I attribute my lifestyle preferences to my parents. Coming from a large family, I’m one of five children. We were raised to appreciate simple things. We weren’t poor, but my Dad was the only one working, while my mom cared for the 5 kids. My dad was adamant on putting his five kids through college, without any student loans. Therefore, they were smart with their spending and we never had a lot of extra frills.

I got a lot of hand-me-down clothes from my older sister. Rather than going out to eat, my mom almost always cooked dinner at home. Family vacations road trips to National Parks, baseball spring training camps, and our beach house.   Sometimes we’d complain and ask, “Why can’t we have a Nintendo?” “Can’t we go out for dinner?” “Why can’t I have a phone in my room like all my friends?” However, there was never a dull moment growing up as we entertained ourselves with our surroundings. Today, I’m grateful for that.

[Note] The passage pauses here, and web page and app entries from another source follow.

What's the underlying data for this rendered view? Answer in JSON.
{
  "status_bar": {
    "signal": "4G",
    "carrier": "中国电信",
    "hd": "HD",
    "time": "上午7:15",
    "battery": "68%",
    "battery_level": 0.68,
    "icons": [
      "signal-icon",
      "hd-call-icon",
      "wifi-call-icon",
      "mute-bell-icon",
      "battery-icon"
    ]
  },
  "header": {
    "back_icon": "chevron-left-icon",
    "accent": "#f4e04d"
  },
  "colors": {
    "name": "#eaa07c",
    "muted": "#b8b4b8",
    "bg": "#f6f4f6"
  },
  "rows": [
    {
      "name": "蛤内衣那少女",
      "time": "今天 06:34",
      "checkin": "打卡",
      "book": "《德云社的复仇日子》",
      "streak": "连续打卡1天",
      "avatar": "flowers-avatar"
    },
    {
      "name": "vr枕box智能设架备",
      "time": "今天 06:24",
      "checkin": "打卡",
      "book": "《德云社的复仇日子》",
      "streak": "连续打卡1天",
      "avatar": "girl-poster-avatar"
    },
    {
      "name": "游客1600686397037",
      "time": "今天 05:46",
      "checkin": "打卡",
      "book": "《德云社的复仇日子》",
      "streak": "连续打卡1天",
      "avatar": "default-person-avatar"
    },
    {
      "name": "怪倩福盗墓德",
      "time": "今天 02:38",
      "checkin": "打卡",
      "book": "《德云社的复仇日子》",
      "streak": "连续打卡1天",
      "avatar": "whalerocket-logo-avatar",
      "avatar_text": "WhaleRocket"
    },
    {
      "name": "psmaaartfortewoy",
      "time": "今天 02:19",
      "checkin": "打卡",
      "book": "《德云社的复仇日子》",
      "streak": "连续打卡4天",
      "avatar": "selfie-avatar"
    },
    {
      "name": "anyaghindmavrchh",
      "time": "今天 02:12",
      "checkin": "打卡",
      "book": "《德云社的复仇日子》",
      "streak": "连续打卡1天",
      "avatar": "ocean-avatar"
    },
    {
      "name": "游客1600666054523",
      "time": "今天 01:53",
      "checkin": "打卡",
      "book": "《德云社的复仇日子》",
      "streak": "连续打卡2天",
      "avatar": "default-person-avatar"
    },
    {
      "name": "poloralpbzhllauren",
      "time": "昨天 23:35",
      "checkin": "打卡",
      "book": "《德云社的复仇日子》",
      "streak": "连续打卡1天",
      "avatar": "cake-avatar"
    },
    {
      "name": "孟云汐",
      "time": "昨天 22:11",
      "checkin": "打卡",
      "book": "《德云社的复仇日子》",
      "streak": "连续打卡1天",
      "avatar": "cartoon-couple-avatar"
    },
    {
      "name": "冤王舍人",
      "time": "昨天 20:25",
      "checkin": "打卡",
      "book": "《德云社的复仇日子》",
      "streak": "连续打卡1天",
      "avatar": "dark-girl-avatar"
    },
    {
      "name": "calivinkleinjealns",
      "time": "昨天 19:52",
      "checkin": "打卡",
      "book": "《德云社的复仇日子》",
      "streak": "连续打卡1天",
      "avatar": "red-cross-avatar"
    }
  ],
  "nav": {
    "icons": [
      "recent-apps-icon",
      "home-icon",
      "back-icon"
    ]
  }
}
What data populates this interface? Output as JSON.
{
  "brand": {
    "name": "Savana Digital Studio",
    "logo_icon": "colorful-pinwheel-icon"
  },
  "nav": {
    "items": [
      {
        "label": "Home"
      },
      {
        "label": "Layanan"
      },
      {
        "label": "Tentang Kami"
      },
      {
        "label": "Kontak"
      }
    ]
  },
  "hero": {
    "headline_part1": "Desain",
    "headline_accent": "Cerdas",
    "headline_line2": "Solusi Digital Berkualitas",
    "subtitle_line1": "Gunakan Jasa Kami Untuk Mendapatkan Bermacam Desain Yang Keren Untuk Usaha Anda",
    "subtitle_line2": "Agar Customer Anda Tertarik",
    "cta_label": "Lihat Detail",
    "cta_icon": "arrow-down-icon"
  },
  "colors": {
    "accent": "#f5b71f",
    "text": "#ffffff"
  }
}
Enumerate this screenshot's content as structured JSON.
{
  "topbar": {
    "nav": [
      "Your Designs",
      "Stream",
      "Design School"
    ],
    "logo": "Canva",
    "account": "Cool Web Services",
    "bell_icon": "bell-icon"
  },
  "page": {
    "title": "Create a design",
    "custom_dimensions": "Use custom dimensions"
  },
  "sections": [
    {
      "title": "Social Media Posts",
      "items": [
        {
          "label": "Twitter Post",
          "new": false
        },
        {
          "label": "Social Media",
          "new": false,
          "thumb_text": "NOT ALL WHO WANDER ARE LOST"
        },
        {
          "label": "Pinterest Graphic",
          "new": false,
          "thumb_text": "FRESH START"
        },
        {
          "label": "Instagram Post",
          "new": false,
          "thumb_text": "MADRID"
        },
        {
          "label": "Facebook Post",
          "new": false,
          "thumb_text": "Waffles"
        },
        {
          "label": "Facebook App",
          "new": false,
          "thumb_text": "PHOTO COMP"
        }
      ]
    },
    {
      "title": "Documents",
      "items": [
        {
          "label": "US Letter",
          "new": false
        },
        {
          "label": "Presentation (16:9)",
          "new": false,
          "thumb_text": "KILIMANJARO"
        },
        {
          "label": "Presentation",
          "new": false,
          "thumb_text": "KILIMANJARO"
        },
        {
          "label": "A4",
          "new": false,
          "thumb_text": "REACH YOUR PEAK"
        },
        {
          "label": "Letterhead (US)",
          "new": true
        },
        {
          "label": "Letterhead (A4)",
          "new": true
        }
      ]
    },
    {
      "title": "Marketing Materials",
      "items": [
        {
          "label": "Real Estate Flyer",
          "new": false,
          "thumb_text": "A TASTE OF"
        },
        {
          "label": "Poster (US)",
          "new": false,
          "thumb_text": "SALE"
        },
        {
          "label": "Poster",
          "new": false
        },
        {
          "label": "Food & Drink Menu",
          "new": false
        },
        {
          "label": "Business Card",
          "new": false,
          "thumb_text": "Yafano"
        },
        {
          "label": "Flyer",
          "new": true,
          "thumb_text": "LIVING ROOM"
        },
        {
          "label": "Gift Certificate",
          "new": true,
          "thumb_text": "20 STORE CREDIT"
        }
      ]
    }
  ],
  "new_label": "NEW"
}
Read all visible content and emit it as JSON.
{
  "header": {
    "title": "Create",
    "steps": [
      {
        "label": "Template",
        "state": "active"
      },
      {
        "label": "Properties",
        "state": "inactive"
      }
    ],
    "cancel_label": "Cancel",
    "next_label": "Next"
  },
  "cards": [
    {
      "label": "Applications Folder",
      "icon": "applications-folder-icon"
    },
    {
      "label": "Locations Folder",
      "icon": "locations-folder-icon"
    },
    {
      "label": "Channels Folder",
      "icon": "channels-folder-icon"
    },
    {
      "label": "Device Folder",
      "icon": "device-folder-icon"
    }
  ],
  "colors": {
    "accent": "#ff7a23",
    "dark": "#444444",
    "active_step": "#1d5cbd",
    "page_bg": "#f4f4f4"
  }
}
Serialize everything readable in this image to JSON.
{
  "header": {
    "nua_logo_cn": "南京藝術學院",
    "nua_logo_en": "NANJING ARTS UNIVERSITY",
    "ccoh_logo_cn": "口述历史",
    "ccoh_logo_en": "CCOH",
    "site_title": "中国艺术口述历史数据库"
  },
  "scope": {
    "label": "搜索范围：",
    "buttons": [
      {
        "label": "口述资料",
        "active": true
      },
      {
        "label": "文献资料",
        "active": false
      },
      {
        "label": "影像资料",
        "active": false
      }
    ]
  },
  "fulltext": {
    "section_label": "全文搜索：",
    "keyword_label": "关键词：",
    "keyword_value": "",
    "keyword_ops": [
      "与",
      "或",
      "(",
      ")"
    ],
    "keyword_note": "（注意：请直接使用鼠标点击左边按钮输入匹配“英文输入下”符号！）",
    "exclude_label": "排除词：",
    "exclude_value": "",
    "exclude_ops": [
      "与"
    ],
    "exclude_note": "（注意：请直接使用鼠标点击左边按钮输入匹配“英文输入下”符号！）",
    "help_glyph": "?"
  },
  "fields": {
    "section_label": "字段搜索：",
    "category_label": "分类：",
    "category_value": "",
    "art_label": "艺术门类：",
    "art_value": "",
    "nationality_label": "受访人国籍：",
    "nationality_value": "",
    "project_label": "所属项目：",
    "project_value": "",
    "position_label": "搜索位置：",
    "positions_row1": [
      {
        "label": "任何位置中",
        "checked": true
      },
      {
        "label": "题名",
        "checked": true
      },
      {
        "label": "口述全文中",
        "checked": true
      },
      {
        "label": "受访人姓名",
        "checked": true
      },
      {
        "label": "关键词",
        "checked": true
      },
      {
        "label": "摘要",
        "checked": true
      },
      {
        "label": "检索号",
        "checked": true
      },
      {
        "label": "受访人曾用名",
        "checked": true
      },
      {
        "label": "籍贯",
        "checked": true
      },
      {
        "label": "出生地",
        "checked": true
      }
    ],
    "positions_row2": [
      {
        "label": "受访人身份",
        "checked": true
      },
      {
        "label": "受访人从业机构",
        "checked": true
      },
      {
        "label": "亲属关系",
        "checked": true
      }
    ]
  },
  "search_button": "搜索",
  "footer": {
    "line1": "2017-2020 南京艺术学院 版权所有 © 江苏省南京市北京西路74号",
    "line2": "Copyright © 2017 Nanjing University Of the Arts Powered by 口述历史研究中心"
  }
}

My upbringing reflects my lifestyle. On or off the bike, when I travel, I want to see and experience life through the eyes of a local. I could stay at high-end resorts, eat at tourist restaurants, seek Starbucks and McDonalds. But that defeats the purpose of leaving home.

Why do I travel? I enjoy exploring and experiencing other cultures. I want to see the world through the eyes of the people in that region and witness how they interact with their surroundings. For me, the best way to do that is to be part of their world: eat at local restaurants, shop at a local fresh produce stall or meat market, and stay with locals whenever possible. I want to talk and interact.

Yes, I do occasionally seek privacy, choosing a hotel over a host. Some times I crave home cooked recipes and make them. But normally, especially as a solo traveler, I welcome local company.

How much does all of this adventuring cost? I’ve documented every penny, which I’ll share in my next post.


You can access Melissa’s personal blogsite here: